Little Rani seemed to enjoy vegetables and simple dishes including eggs, which she never had in her meals before. Within ten days, Rani’s weight started to increase, bit by bit.

Both Kristina and Lodoficus were so encouraged that they committed to increase their efforts so that their daughter’s weight would continue to improve. Rani routinely visited the Posyandu so the health staff could check her health and give her vitamins.

Meanwhile, the parents participating in PD Hearth were introduced on how to plant their own vegetables. Using a specific farming technique called double digging, the barren land has successfully converted into simple, productive gardens.

“With double digging, my husband and I started to cultivate our empty land that previously was dry and barren so we can plant water spinach, mustard, onion, and long-bean in it,” said Kristina.

Now, Kristina’s yard has turned green. She has many vegetables available for her family. She cooks nutritious food for her children every day. With the changes in her diet, Rani now weighs 25 lbs at 4-year-old. She is no longer underweight!

Feeding her children with a nutritious menu isn’t expensive anymore because Kristina can pick the vegetables directly from her yard. She added to the menu of fried eggs, to include tempeh –a low-cost traditional food made of soybeans- to fulfil Rani’s daily nutrition requirements.

The mother of two admits that her daughter loves the new menu so much.

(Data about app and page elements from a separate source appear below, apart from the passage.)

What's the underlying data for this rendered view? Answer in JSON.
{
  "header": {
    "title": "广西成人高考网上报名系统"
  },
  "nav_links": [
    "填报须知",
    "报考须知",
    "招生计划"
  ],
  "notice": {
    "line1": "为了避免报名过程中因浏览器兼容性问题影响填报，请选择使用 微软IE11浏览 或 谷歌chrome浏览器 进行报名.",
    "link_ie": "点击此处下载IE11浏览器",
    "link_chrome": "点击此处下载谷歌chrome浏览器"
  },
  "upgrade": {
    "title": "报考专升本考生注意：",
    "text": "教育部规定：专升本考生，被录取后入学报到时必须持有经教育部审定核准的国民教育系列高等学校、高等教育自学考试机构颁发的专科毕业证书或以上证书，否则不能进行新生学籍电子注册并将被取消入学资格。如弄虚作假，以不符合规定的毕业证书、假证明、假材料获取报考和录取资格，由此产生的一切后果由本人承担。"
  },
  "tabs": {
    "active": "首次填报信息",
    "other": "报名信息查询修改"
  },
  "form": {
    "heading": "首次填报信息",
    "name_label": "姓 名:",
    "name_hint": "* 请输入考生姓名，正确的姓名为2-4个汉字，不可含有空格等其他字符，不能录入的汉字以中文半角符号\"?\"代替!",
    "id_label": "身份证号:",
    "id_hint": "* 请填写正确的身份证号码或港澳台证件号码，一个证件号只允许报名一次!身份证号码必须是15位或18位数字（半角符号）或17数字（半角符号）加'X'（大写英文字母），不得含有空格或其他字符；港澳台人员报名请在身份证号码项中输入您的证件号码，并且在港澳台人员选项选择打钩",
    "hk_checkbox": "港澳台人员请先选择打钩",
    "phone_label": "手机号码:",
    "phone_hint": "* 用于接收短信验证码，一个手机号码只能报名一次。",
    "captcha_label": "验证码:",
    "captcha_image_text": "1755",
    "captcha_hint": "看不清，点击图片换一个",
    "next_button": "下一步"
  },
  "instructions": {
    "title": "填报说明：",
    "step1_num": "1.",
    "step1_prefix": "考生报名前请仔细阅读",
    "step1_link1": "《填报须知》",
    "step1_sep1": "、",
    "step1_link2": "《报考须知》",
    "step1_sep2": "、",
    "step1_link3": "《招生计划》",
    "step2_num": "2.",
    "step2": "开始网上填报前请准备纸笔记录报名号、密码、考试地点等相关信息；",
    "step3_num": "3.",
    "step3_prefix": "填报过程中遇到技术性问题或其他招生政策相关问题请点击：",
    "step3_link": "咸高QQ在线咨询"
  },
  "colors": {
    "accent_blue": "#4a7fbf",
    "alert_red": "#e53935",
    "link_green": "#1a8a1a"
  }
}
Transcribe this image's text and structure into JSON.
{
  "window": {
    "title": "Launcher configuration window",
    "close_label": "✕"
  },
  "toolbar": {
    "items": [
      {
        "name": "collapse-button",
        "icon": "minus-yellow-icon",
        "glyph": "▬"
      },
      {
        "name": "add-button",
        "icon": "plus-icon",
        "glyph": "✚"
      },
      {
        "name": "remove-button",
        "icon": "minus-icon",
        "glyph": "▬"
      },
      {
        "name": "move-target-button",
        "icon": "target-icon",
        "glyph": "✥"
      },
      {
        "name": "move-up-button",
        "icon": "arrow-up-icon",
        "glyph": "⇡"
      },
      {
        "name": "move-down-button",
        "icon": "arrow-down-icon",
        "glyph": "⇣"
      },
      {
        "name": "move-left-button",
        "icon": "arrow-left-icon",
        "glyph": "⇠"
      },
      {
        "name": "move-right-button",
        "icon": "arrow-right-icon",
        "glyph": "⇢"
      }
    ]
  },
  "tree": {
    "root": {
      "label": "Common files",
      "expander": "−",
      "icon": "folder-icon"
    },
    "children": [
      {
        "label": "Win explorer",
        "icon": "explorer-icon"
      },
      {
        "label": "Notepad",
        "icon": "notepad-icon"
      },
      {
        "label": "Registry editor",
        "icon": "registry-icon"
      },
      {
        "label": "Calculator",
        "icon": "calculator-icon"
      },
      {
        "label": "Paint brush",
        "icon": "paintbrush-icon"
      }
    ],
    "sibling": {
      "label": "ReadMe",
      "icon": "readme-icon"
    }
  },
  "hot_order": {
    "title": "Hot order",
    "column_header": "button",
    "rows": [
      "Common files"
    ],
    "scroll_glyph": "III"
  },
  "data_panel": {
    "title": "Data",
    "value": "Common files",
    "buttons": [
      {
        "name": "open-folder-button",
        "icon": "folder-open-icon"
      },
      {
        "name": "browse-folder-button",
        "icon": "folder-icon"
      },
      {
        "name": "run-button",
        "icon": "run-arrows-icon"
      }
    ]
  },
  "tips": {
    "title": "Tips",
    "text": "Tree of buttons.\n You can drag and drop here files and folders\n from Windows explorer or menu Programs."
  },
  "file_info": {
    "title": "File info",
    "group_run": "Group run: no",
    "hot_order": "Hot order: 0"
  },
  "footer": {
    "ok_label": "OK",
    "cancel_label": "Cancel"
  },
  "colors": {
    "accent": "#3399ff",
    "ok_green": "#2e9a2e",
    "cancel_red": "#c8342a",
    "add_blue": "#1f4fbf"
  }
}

Little Rani said to her that any vegetables her mother cooked tastes better.

“World Vision and the health staff have taught me the right way to cook for Rani. It is very cheap, easy, and fast. It’s also delicious. She won’t eat if there are no vegetables in the meal! I’m glad that she’s now getting healthier,” said Kristina excitedly.

Not only for Rani, but the nutritious gardens have impacted many villagers. Vegetables are easily found in every yard, of every home in South Oenenu.

So far in 2015, there are no longer any malnourished children in South Oenenu.

Story and photos by Rena Tanjung, Communications, World Vision Indonesia